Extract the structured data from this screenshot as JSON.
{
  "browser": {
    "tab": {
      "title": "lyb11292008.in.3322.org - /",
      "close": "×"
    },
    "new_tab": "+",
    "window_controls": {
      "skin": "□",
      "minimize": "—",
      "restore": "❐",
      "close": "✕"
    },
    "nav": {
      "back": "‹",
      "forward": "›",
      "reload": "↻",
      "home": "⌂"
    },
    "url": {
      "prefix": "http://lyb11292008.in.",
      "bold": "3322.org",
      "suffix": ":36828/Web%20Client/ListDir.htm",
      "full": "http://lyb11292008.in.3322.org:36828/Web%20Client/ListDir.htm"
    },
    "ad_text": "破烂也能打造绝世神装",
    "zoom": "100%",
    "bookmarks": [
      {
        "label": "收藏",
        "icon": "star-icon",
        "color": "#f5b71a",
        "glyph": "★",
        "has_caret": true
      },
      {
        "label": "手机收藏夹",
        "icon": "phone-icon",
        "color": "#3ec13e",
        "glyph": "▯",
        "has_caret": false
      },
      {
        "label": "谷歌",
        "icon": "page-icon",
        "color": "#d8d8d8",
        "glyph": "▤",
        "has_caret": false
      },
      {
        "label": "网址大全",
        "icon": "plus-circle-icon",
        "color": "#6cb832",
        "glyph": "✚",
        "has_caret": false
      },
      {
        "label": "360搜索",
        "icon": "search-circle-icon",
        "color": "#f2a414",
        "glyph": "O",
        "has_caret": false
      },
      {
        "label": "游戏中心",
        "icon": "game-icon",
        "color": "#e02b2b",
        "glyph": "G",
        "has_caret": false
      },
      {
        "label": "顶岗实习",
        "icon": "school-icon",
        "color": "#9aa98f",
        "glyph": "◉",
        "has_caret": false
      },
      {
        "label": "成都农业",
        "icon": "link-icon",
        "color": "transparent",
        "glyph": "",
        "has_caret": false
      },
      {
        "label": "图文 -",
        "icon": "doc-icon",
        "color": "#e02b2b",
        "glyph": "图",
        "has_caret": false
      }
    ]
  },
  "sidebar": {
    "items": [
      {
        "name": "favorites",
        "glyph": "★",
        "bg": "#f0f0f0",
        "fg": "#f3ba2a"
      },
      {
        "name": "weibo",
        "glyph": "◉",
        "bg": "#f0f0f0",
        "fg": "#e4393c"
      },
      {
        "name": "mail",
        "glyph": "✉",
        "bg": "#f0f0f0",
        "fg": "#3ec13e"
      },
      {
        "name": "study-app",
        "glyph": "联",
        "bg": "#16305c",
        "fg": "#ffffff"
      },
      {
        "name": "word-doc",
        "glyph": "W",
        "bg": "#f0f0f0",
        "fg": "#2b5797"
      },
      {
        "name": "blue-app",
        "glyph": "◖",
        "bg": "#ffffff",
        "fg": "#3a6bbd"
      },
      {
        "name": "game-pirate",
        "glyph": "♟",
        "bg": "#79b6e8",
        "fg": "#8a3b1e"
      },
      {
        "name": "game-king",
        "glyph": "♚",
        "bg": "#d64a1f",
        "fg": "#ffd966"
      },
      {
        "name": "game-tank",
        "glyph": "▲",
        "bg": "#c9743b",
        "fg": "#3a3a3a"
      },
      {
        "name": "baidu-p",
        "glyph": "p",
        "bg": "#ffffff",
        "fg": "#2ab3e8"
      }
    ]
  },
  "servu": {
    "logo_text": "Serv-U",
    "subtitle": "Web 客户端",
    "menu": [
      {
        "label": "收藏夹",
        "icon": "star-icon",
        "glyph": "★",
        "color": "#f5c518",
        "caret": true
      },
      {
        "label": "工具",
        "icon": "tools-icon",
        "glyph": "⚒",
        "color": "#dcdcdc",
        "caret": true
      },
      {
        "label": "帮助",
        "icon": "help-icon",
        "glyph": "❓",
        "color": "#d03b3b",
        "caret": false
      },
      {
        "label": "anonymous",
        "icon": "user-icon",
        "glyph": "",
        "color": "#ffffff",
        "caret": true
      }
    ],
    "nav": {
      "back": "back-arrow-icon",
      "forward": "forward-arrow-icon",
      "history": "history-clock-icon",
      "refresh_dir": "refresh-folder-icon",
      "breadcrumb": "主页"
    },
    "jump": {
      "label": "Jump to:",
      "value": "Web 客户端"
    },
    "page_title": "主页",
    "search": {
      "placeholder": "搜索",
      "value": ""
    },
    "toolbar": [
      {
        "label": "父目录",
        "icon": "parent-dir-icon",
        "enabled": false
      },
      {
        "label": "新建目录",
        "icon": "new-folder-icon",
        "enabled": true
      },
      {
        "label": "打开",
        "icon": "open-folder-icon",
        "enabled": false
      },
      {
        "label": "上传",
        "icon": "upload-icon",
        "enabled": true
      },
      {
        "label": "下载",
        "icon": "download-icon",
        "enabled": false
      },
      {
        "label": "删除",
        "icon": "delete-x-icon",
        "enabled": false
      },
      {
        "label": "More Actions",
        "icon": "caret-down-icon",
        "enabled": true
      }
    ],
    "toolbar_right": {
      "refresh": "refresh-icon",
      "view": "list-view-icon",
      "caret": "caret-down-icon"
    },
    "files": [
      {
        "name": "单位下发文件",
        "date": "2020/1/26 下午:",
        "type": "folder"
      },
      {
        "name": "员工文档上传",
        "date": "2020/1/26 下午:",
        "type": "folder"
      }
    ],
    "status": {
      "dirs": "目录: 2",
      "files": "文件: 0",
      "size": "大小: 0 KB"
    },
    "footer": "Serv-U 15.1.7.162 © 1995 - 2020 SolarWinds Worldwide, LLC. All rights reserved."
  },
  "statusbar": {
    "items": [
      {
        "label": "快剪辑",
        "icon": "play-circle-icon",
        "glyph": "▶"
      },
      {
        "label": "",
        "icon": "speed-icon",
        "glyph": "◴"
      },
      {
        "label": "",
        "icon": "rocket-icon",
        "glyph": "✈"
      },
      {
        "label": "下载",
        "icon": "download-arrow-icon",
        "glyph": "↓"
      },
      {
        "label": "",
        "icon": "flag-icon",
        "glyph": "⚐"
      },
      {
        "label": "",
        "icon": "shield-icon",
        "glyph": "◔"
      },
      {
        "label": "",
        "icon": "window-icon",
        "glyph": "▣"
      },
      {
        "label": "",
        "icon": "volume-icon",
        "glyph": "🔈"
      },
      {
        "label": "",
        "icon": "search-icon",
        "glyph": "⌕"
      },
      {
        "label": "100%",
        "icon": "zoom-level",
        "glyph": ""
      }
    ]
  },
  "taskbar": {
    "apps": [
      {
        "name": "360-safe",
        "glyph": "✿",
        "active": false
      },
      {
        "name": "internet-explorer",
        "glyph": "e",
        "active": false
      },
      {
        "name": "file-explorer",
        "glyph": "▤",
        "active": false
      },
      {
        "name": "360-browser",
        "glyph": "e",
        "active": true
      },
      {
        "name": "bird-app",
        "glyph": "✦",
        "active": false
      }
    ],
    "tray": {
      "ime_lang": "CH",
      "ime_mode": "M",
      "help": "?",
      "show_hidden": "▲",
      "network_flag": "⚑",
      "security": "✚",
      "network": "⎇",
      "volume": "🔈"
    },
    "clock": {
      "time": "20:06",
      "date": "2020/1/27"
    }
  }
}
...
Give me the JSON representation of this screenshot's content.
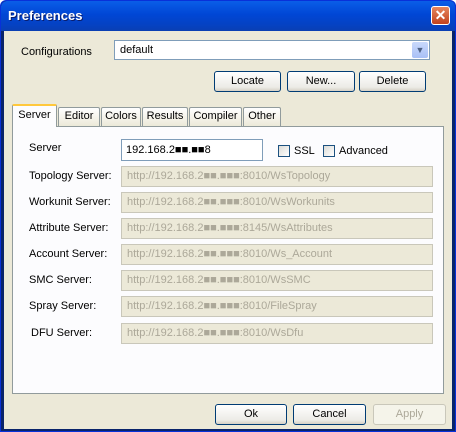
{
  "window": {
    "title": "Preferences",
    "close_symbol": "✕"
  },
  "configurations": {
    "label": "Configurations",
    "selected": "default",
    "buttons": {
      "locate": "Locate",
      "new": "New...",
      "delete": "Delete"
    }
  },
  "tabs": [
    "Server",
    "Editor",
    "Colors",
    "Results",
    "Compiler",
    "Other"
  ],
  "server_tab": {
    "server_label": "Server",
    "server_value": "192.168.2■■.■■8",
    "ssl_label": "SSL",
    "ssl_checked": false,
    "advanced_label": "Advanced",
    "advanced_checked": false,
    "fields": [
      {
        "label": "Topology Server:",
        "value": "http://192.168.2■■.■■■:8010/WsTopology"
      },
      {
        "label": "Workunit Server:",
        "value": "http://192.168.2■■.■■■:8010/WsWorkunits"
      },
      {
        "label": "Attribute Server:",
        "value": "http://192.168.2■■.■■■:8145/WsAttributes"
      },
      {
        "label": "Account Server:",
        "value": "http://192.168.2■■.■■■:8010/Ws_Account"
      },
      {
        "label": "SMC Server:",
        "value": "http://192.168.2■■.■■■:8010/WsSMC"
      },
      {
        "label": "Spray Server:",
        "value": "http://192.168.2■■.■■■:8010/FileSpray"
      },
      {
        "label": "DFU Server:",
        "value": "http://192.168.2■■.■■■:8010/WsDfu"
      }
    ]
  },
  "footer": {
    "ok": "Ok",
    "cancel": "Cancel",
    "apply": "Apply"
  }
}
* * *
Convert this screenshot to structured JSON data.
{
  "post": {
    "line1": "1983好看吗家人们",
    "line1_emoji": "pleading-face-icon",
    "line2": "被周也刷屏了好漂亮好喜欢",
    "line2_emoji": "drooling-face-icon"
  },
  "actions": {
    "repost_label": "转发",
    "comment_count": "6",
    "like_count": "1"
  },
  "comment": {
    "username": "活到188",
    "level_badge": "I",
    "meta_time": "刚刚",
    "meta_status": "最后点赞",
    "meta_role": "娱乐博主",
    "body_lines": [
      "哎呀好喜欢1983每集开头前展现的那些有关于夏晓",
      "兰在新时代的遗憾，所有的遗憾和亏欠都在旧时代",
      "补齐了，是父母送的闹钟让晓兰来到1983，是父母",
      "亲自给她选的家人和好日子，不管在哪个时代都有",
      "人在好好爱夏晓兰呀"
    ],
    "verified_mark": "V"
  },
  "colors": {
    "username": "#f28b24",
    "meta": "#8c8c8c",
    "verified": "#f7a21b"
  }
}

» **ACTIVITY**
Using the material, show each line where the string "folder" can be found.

» **EXPECTED ANSWER**
      "refresh_dir": "refresh-folder-icon",
        "icon": "new-folder-icon",
        "icon": "open-folder-icon",
        "type": "folder"
        "type": "folder"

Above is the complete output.